But one thing you’ll notice is that the ladies must come up through the ranks. Leerkamp worked extensively with Steve Nation and Steve Goldsmith in Marion County before she took center stage. Richards assembled a lengthy and impressive record as a sex crimes prosecutor. While it is conceivable that a man with a strong record as a trial lawyer might win without ever being a prosecutor, its less likely a woman could. To be accepted as prosecutors, women need to show their “toughness” by vocation because they can’t convey it in words.

Perhaps the inability to shake the anachronistic notion that “woman control the home sphere” accounts for these women almost all cutting their teeth prosecuting “family-related offenses,” such as child homicide, domestic violence, and sex crimes. Whatever its reasons, this kind of track record is what you seek for electoral viability in a woman prosecutor candidate.

But what does that room of Democratic heavyweights bring you? Melina Kennedy, a woman who never prosecuted a case.

This is the tip of the iceberg, folks. I am geared up on this subject. IPOPA’s finest might be coming, including…

…a further discussion of subconscious sexism/racism and a fascinating self-test to detect your own subconscious on sexism and racism

…key lessons from Pam Carter’s campaign for Attorney General in 1992

…how Melina Kennedy’s campaign made matters worse

…the great news for Melina Kennedy

…who looks good as your next Marion County prosecutor

The onslaught is coming!


Share/Save/Bookmark

8 comments:

Anonymous said...

I think our next prosecutor candidate should be someone who will not have an affair with an office staffer and cause the breakup of his/her marriage.

Anonymous said...

Indiana has had a woman sheriff, Lillian Holley. She was a John Dillinger fan.

Anonymous said...

iPOPA, don't forget Roy Dominguez

iPOPA said...

Anon 5:50:

Lillian Holley was, indeed, an Indiana Sheriff. Well done!

http://www.pbs.org/wgbh/amex/dillinger/peopleevents/p_women.html

www.ipopa.blogspot.com

Anonymous said...

Several years ago one of the donut counties, I believe it was Boone, had a husband and wife that alternated being elected sheriff every 8 years. I am pretty sure the man was Ern Hudson, who was generally well respected. When he would serve his 2 terms then his wife would run for sheriff and be elected, and Ern would be the chief deputy. Then it would be his turn to run again and he would be elected. This went on for several years and it seemed to be what the people in that county wanted. Nothing wrong with that.

Local Lawyer

Anonymous said...

http://genealogytrails.com/ind/lake/dillinger.html

Anonymous said...

I think what the Brizzi/Kennedy election came down to, and this applied to Ds too, was that Brizzi was not doing a bad job and he was not disliked.
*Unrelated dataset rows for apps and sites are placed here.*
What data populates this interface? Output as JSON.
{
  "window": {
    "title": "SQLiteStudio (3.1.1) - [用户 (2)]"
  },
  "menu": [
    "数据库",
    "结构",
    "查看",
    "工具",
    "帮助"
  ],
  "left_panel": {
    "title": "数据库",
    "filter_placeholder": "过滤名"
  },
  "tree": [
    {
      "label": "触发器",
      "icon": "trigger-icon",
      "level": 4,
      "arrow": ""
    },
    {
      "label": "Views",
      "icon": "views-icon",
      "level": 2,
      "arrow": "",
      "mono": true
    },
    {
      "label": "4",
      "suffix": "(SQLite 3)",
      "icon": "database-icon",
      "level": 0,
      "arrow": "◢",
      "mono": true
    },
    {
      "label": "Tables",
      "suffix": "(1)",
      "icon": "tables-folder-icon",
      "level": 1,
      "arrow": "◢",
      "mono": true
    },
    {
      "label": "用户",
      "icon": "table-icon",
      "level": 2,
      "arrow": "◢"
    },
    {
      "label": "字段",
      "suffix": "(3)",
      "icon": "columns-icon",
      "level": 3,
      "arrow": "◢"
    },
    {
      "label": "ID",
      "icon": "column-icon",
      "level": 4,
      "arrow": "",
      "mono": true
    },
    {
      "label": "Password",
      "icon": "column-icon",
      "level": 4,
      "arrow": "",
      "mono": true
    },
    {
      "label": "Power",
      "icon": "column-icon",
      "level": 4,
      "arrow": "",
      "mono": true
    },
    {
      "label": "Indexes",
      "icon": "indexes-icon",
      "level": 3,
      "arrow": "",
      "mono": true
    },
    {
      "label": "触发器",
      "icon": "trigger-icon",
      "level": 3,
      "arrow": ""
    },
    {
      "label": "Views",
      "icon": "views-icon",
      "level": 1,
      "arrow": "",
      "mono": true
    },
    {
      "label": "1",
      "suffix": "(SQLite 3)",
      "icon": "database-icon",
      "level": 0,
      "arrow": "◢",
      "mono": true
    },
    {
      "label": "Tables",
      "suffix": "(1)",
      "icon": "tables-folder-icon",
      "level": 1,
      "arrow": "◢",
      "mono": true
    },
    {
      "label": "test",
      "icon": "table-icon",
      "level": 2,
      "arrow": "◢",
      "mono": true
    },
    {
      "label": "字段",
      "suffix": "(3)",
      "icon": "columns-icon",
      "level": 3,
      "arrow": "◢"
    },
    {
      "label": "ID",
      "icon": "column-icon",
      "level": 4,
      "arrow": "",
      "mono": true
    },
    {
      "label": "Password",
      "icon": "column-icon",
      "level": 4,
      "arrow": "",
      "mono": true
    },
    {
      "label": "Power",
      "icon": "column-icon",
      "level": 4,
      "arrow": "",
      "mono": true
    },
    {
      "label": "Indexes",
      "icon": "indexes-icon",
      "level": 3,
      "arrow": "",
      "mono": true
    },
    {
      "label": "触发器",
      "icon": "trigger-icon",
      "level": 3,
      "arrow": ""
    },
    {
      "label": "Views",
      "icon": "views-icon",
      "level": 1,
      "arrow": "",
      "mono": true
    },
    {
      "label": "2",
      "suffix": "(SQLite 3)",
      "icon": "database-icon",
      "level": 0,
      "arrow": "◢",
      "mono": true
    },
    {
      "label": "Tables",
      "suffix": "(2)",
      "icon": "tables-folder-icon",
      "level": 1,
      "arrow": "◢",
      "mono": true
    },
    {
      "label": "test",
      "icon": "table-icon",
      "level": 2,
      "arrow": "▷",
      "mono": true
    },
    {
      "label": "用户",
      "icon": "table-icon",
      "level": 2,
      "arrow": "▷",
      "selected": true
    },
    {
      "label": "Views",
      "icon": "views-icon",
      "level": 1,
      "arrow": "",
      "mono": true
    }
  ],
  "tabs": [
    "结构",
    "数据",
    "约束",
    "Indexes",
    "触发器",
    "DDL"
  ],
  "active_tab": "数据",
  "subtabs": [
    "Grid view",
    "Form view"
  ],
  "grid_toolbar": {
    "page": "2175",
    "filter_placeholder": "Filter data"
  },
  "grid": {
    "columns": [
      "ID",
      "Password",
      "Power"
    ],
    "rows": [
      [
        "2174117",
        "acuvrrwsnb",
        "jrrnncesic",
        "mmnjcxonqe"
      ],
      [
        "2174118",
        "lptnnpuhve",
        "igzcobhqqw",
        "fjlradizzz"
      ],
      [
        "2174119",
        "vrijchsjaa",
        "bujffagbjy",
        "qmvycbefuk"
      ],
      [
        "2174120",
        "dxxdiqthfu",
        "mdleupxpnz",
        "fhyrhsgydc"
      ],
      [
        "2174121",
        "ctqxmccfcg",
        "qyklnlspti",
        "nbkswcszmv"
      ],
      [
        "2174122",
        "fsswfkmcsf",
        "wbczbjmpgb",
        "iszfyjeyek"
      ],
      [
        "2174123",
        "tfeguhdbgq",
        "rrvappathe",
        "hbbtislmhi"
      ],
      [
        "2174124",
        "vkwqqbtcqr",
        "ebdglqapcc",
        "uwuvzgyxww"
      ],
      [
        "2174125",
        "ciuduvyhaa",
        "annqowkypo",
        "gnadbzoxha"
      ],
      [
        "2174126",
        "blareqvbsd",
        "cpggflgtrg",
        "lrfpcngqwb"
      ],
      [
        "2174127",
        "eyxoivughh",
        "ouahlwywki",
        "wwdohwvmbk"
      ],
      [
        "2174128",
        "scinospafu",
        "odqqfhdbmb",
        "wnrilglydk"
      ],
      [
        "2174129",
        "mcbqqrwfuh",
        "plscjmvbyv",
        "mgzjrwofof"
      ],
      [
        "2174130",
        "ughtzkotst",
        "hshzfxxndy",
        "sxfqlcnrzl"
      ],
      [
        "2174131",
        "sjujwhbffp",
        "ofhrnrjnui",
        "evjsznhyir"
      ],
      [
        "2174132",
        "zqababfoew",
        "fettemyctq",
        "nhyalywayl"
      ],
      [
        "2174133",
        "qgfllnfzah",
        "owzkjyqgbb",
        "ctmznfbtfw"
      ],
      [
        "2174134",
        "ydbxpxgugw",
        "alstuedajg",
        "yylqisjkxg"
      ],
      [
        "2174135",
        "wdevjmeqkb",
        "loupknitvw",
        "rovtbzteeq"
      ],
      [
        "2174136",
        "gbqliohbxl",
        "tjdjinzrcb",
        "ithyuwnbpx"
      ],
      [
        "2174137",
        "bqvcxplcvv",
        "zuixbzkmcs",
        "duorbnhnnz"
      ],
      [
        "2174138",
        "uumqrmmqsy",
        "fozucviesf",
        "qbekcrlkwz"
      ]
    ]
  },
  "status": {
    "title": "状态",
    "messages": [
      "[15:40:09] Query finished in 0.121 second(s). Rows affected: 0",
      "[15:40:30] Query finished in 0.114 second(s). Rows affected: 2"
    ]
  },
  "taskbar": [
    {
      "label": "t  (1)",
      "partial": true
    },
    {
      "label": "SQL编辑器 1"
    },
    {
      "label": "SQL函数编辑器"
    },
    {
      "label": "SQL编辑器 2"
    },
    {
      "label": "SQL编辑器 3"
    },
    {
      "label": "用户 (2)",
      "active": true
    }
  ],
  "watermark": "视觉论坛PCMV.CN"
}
Melina also ran on very flimsy issues that did not help her election much.

What convinced me that she was not qualified to be prosecutor was her blatantly unconstitutional proposal to prohibit sex offenders near parks, but the distance was so great that a sex offender would be prohibited from most of Marion County. That proposal, which the city-county council adopted and then a Federal Court struck down, indicated to me that she did not understand con law as it applies to crim law, and I really questioned whether her experience as an appellate court clerk was sufficient enough for her to be the prosecutor of the biggest county in the state. I think she can be a decent politician, but not as a prosecutor. I also think Mike O'Conner made her run on issues that were non-issues, which made her look desperate.

Brizzi is an okay prosecutor, but I am not convinced that Melina would have been better.

Jon E. Easter said...

Steve Poore for Prosecutor!

As far as Melina Kennedy goes, I think Melina ran a solid campaign. She was outspent mightily by a desperate political party that was at the time trying to hold onto a last vestige of power (enter 2007).

I will criticize her campaign in that it didn't hit back hard enough. Brizzi, according to anecdotal research, only had personally tried one case. He was making that into his bread and butter. After the unfair "pilot ad", the campaign should have hit immediately back on that.

Anyway, I appreciate your well thought out analysis. I just wish you would have included these thoughts about the campaign spending. Of course, the 2007 Mayoral race proved that spending isn't everything.